Material shown:
----------------------------------------

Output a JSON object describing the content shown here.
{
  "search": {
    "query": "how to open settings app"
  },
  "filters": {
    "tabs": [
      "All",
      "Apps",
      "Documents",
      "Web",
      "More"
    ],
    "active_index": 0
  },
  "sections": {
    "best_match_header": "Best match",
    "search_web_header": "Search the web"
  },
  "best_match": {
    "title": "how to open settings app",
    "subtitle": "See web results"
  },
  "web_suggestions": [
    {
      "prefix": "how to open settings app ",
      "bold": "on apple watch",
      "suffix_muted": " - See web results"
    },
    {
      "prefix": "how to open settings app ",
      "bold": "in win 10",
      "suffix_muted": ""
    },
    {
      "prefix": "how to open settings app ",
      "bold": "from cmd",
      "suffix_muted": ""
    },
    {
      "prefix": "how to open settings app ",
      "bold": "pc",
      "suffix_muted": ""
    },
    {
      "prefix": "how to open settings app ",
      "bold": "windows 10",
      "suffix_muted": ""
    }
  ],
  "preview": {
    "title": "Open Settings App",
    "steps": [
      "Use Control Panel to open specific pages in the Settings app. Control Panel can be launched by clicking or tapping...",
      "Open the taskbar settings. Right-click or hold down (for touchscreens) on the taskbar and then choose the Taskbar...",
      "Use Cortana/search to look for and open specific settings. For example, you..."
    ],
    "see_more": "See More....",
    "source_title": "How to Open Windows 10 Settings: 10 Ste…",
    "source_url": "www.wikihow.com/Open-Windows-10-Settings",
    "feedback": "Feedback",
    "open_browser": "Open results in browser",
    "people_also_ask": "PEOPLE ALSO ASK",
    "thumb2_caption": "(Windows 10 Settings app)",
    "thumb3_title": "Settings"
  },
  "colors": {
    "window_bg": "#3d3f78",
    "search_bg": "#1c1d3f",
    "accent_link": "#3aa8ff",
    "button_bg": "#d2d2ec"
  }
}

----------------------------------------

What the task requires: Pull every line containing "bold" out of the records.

Answer to the problem:
      "bold": "on apple watch",
      "bold": "in win 10",
      "bold": "from cmd",
      "bold": "pc",
      "bold": "windows 10",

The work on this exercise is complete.